His skin rashes and asthma symptoms had gotten worse and disappeared on his days off, so he finally sought medical help.
Bassett sent him to an occupational dermatologist to pinpoint the substances that were provoking his skin problems.
"Patch testing is what we do," said Avram, who did not see this particular patient. Small amounts of allergens are placed on the person's back, then examined a couple of days later to see which substances produce a rash or skin reaction consistent with the patient's initial symptoms, he said.
"Sometimes, it's difficult to find out exactly what the culprit is," he admitted.
Once the salon owner's irritants were identified, he was advised to replace some of the products the shop used. In addition, he was told to wear a protective mask around the triggers. But sometimes, stylists and manicurists feel odd about wearing a mask at work for fear it might scare away their clients.
"An allergist is good at developing strategies to evaluate and investigate a case, but we also need a patient's help," said Bassett.
When possible, he suggested, bring along some of the products you suspect you might be sensitive to.
For 20 years, Kathy Sperrazza was a nurse in a Boston teaching hospital. During the early 1990s, many health care facilities, including the one where she worked, instituted universal precautions to protect medical personnel from infections such as HIV and hepatitis B when they came in contact with patients' blood and body fluids.
"We were using many more latex gloves, and there were lots of chemicals in those gloves," explained Sperrazza. And "we were also spraying more cleaning solutions that left a cloud of chemicals."
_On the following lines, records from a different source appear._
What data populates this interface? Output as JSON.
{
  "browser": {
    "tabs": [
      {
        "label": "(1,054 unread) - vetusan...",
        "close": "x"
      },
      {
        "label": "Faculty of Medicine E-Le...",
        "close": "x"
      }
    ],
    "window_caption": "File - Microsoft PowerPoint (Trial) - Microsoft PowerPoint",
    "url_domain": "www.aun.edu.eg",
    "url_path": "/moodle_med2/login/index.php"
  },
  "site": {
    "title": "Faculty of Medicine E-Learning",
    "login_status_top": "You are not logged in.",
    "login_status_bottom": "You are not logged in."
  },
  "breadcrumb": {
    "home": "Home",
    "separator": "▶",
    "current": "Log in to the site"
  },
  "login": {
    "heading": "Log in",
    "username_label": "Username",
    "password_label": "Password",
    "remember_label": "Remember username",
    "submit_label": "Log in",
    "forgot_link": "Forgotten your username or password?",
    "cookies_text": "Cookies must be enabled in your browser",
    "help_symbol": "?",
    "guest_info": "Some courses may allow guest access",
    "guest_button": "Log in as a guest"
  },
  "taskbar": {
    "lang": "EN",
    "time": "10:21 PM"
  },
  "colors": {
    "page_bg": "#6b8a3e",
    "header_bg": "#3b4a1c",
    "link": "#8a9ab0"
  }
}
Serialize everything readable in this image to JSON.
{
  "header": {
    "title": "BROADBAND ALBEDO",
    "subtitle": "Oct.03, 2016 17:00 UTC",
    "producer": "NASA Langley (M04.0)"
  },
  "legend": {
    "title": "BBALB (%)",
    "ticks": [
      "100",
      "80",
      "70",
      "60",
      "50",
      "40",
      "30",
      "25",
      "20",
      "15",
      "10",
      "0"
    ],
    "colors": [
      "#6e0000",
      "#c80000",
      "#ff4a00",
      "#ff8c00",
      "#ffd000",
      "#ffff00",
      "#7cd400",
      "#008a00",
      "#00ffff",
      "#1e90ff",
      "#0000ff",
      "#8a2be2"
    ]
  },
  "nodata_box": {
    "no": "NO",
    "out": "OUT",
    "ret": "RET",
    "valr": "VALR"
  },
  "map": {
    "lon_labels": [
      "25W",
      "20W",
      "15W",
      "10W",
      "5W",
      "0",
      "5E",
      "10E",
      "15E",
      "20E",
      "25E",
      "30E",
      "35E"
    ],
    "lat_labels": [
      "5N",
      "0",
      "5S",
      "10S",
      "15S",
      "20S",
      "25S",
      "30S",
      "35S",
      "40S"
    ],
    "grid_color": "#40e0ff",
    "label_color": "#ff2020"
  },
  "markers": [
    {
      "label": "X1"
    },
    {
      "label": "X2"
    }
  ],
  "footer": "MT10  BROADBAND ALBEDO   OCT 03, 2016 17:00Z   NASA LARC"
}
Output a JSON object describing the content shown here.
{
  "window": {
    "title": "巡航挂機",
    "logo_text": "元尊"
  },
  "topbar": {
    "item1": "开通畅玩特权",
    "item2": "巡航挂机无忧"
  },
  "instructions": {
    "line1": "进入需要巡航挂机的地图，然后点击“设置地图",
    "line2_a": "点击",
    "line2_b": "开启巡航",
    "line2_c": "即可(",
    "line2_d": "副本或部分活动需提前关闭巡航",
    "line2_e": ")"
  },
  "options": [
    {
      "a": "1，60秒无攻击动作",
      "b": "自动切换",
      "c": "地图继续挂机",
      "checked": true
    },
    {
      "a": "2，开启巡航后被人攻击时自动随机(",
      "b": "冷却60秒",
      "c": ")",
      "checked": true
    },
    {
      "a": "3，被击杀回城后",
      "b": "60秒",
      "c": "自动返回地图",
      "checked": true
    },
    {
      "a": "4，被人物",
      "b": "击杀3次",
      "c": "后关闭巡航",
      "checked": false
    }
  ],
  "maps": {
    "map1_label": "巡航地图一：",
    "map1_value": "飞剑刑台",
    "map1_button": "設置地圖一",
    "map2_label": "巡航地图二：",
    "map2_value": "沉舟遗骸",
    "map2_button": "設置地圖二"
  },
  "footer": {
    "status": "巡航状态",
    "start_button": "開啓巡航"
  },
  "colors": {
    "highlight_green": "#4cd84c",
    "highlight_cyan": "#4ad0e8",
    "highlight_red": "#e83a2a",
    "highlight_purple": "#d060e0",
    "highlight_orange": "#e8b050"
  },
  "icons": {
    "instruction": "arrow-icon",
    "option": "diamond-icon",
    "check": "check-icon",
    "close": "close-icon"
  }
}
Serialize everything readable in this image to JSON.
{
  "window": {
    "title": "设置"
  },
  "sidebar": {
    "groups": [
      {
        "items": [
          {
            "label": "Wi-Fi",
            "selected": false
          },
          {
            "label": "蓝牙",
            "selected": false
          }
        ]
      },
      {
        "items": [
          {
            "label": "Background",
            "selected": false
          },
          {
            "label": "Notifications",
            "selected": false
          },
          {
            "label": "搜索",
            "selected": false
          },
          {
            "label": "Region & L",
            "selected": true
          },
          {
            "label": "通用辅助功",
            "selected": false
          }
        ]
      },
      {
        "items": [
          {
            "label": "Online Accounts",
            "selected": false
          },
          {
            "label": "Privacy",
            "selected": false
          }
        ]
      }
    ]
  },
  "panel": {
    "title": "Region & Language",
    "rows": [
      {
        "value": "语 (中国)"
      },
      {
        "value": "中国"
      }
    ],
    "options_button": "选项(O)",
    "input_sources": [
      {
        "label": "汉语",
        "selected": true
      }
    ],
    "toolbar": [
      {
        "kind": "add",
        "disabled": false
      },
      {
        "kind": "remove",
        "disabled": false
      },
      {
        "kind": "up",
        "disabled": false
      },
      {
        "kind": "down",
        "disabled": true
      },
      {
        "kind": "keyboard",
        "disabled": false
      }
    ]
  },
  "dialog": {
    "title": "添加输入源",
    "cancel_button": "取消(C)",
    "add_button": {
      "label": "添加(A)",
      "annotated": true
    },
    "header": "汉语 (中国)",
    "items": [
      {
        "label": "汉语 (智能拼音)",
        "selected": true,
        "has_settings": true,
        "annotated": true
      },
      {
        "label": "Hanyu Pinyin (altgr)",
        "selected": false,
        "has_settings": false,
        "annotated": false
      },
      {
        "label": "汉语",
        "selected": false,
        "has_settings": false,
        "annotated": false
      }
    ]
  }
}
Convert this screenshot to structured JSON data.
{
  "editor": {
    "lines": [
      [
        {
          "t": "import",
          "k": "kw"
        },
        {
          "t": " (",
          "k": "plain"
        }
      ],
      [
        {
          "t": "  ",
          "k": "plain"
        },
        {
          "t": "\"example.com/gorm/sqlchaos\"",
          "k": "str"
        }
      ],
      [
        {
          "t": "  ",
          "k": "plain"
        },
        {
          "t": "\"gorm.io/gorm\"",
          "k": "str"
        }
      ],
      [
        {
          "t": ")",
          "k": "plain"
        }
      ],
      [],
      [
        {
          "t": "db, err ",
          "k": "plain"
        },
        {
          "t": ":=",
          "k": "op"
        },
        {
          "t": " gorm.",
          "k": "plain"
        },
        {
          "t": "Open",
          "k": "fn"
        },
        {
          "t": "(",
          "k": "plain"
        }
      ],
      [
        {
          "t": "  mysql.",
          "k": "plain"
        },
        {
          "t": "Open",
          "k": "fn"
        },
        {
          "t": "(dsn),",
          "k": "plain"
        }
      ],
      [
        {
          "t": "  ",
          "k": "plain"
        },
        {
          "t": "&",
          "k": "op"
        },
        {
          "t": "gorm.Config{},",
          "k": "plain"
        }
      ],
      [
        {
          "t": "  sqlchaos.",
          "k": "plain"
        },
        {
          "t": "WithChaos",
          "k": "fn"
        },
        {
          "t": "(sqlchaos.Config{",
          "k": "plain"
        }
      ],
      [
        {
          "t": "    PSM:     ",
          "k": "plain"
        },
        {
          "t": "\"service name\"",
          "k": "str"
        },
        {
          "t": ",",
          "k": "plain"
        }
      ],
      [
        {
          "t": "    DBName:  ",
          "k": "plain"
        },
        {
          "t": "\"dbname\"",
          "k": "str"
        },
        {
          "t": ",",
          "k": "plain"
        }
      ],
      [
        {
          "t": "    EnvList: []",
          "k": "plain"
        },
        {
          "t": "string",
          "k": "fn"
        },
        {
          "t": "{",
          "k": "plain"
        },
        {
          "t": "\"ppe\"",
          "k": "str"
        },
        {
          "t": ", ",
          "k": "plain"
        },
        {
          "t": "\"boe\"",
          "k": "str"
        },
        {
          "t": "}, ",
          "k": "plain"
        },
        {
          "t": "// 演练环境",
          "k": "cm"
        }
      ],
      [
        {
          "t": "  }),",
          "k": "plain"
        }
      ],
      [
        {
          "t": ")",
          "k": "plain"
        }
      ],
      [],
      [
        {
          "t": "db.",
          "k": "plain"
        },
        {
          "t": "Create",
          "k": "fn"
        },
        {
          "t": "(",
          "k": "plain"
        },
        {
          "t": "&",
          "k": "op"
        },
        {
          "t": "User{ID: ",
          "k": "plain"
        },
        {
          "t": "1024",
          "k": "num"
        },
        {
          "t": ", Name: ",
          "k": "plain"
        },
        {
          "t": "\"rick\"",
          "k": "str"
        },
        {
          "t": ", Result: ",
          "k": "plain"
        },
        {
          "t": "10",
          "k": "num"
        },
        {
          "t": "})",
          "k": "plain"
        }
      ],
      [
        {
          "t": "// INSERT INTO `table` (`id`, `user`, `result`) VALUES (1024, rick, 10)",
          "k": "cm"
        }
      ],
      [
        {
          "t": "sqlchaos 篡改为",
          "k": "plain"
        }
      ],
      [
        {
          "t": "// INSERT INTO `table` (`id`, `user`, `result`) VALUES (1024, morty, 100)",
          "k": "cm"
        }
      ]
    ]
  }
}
She recalled that "many of the nurses, especially the ones who worked in the operating rooms or in the intensive care units -- areas that required lots of regular cleaning and frequent glove use -- were developing rashes and their hands looked like raw meat."
Although she had reactions to wearing latex gloves, her test for latex allergy came back negative.
But all around Sperrazza, employees continued getting sick. Struggling to stay in this environment despite the toll it was taking on their health, many doctors and nurses were carrying around inhalers and popping antihistamines.
At first, she would just get headaches while at the hospital. If she worked several days in a row, though, her symptoms went far beyond headaches. She also had chest tightness, wheezing, difficulty breathing and nausea.
Many cleaning agents cause lots of irritation -- headaches, irritated eyes and nose -- and it's usually based on exposure, said Pacheco. "But they usually don't cause long-lasting problems."
Sperrazza eventually reached the point where "I didn't feel well in my own house," and she was getting worse and worse each day. So she took time off.
"I thought I would be back to work in a week, but I was never able to go back," she said.
She went from doctor to doctor -- an occupational medicine physician, a pulmonologist -- and they diagnosed her with occupational asthma as a result of her workplace exposure. But the chemicals seemed to do more than affect her lungs, they also affected her immune system and nervous system.
Only years later would she learn that she had developed multiple chemical sensitivity.